Updates to FDA guidelines for clinical research best practices also point to the need to step up data management and curation. For example, the FDA ICH GCP E6 R2 guidance includes two relevant items: (1) requirements for centralized storage and access control of all regulatory and source documents, and (2) an “always on” audit trail that tracks all document/folder interactions.[vii] Changes such as these require data quality oversight and regular quality checks for monitoring study data.
With continually evolving and increasing industry regulations to manage, the risk of non-compliance and resulting fines increases. Pharmaceutical, medical device, and biotech organizations, as well as their CRO partners, are outsourcing regulatory oversight management to a partner to help ensure their data is up to date.
Supplement and scale expertise through outsourcing to help ensure trial success
Outsourcing has again become an accepted best practice to engage and scale skilled resources for studies and trials as needed to ensure high-quality data for a successful clinical trial program.
Outsourcing expertise is effective for:
- Lack of in-house experience
- Rise in need for specialists within CROs, especially across therapeutic or functional areas such as biostatistics, clinical data management, etc.
- Expanding pipeline of new drug development
- Increasing size, complexity, duration, and cost of clinical trials
- Increase of personalized medicine[viii]
Collaborate with Omega Healthcare Clinical Data Services to meet clinical trial and research goals
Collaborating with Omega Healthcare Clinical Data Services offers a simple but effective model to make data more usable more quickly.

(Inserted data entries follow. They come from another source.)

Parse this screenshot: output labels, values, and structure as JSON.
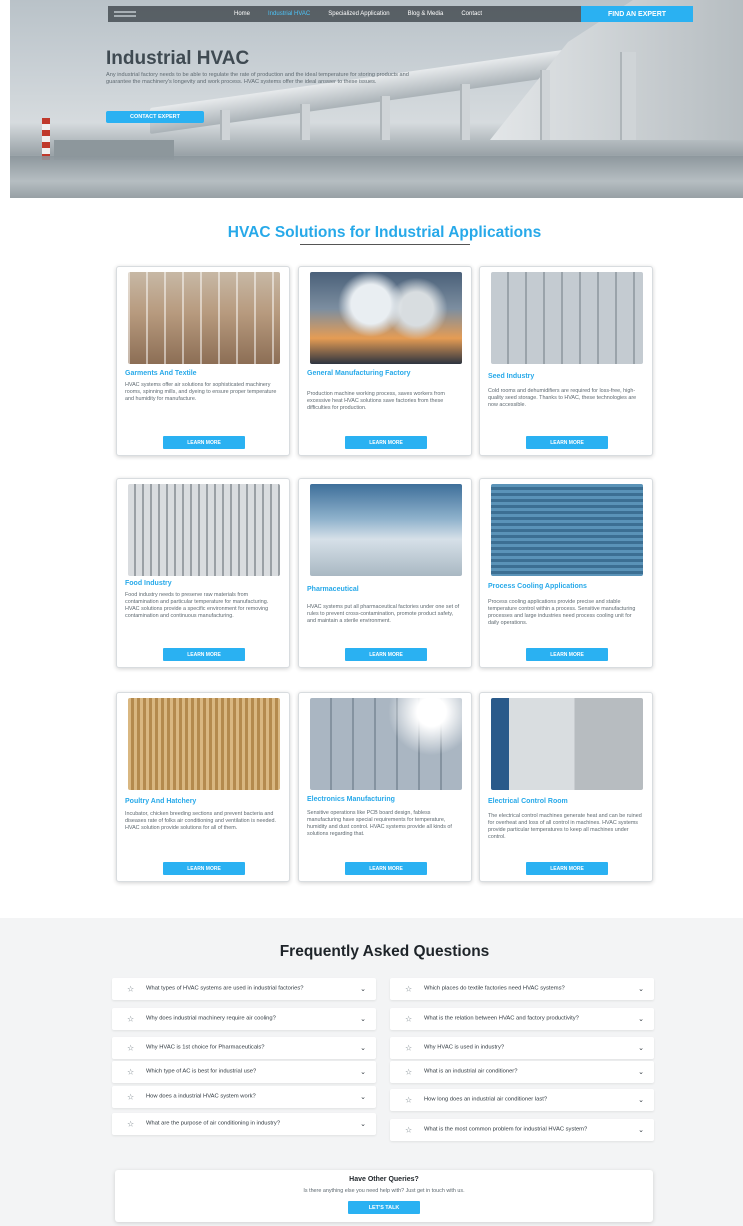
{
  "nav": {
    "items": [
      "Home",
      "Industrial HVAC",
      "Specialized Application",
      "Blog & Media",
      "Contact"
    ],
    "active_index": 1,
    "cta_label": "FIND AN EXPERT"
  },
  "hero": {
    "title": "Industrial HVAC",
    "description": "Any industrial factory needs to be able to regulate the rate of production and the ideal temperature for storing products and guarantee the machinery's longevity and work process. HVAC systems offer the ideal answer to these issues.",
    "button_label": "CONTACT EXPERT"
  },
  "solutions": {
    "title": "HVAC Solutions for Industrial Applications",
    "cards": [
      {
        "title": "Garments And Textile",
        "desc": "HVAC systems offer air solutions for sophisticated machinery rooms, spinning mills, and dyeing to ensure proper temperature and humidity for manufacture.",
        "button": "LEARN MORE"
      },
      {
        "title": "General Manufacturing Factory",
        "desc": "Production machine working process, saves workers from excessive heat HVAC solutions save factories from these difficulties for production.",
        "button": "LEARN MORE"
      },
      {
        "title": "Seed Industry",
        "desc": "Cold rooms and dehumidifiers are required for loss-free, high-quality seed storage. Thanks to HVAC, these technologies are now accessible.",
        "button": "LEARN MORE"
      },
      {
        "title": "Food Industry",
        "desc": "Food industry needs to preserve raw materials from contamination and particular temperature for manufacturing. HVAC solutions provide a specific environment for removing contamination and continuous manufacturing.",
        "button": "LEARN MORE"
      },
      {
        "title": "Pharmaceutical",
        "desc": "HVAC systems put all pharmaceutical factories under one set of rules to prevent cross-contamination, promote product safety, and maintain a sterile environment.",
        "button": "LEARN MORE"
      },
      {
        "title": "Process Cooling Applications",
        "desc": "Process cooling applications provide precise and stable temperature control within a process. Sensitive manufacturing processes and large industries need process cooling unit for daily operations.",
        "button": "LEARN MORE"
      },
      {
        "title": "Poultry And Hatchery",
        "desc": "Incubator, chicken breeding sections and prevent bacteria and diseases rate of folks air conditioning and ventilation is needed. HVAC solution provide solutions for all of them.",
        "button": "LEARN MORE"
      },
      {
        "title": "Electronics Manufacturing",
        "desc": "Sensitive operations like PCB board design, fabless manufacturing have special requirements for temperature, humidity and dust control. HVAC systems provide all kinds of solutions regarding that.",
        "button": "LEARN MORE"
      },
      {
        "title": "Electrical Control Room",
        "desc": "The electrical control machines generate heat and can be ruined for overheat and loss of all control in machines. HVAC systems provide particular temperatures to keep all machines under control.",
        "button": "LEARN MORE"
      }
    ]
  },
  "faq": {
    "title": "Frequently Asked Questions",
    "left": [
      "What types of HVAC systems are used in industrial factories?",
      "Why does industrial machinery require air cooling?",
      "Why HVAC is 1st choice for Pharmaceuticals?",
      "Which type of AC is best for industrial use?",
      "How does a industrial HVAC system work?",
      "What are the purpose of air conditioning in industry?"
    ],
    "right": [
      "Which places do textile factories need HVAC systems?",
      "What is the relation between HVAC and factory productivity?",
      "Why HVAC is used in industry?",
      "What is an industrial air conditioner?",
      "How long does an industrial air conditioner last?",
      "What is the most common problem for industrial HVAC system?"
    ]
  },
  "queries": {
    "title": "Have Other Queries?",
    "desc": "Is there anything else you need help with? Just get in touch with us.",
    "button": "LET'S TALK"
  },
  "colors": {
    "accent": "#2ab1f2",
    "title_blue": "#27a9e9",
    "faq_bg": "#f3f4f5"
  }
}
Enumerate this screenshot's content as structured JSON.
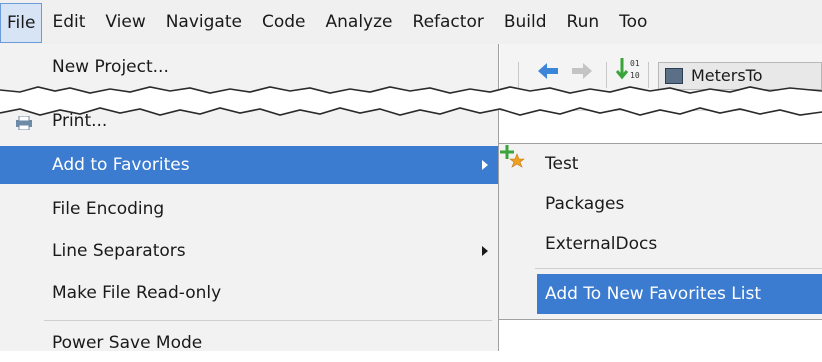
{
  "menubar": {
    "items": [
      "File",
      "Edit",
      "View",
      "Navigate",
      "Code",
      "Analyze",
      "Refactor",
      "Build",
      "Run",
      "Too"
    ]
  },
  "toolbar": {
    "back_icon": "back-arrow-icon",
    "forward_icon": "forward-arrow-icon",
    "sort_icon": "sort-numeric-icon",
    "run_config_label": "MetersTo"
  },
  "file_menu": {
    "new_project": "New Project...",
    "print": "Print...",
    "add_to_favorites": "Add to Favorites",
    "file_encoding": "File Encoding",
    "line_separators": "Line Separators",
    "make_read_only": "Make File Read-only",
    "power_save": "Power Save Mode"
  },
  "favorites_submenu": {
    "items": [
      "Test",
      "Packages",
      "ExternalDocs"
    ],
    "add_new": "Add To New Favorites List"
  },
  "colors": {
    "selection": "#3b7bd0",
    "menu_bg": "#f2f2f2"
  }
}
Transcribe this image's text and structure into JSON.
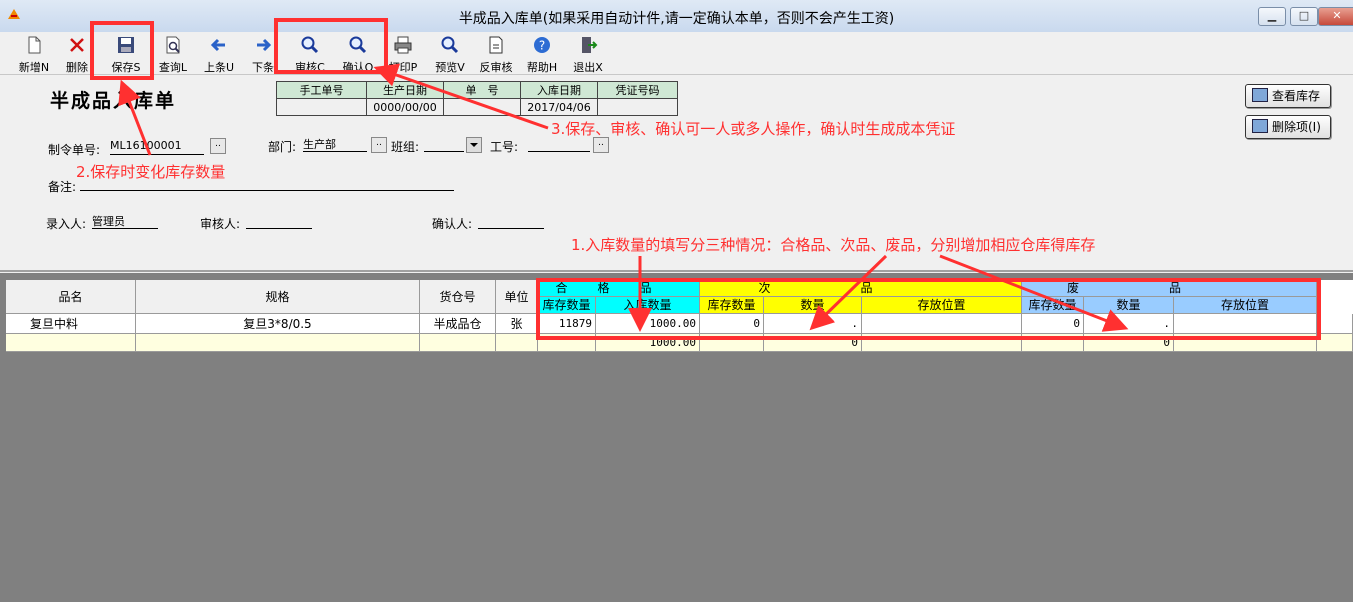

To meet the growing demand for high-quality, research-grade RWD, Omega Healthcare enables organizations to scale up a highly skilled, trained, and flexible workforce quickly. Founded by researchers for researchers, the Omega Healthcare team understands the complexity of clinical trial data management and data governance. Omega’s expertise is in RWD services, building databases, and providing research grade records to improve clinical outcomes. Services include curating and unifying a client’s clinical data from disparate sources—all behind the client’s firewall.
Learn more about our Clinical Data Services .
[i] “Life Sciences Services Industry Outlook: Winter 2023,” RSM, February 6, 2023
[ii] “Challenges and Opportunities in Clinical Data Management Research Report,” Pharma Intelligence and Oracle. September 2018
[iii] “Clinical Research Trends & Insights for 2023,” WCG
[iv] “Use of Natural Language Processing to Extract Clinical Cancer Phenotypes from Electronic Medical Records,” NIH National Library of Medicine, August 8, 2019
[v] “Challenges and Opportunities in Clinical Data Management Research Report,” Pharma Intelligence and Oracle. September 2018
[vii] “ICH GCP E6 (R2) Compliance in Clinical Trials, Florence Healthcare
[viii] “Clinical Trial Outsourcing Trends and Research,” Thomas Underwood, Quanticate, March 10, 2020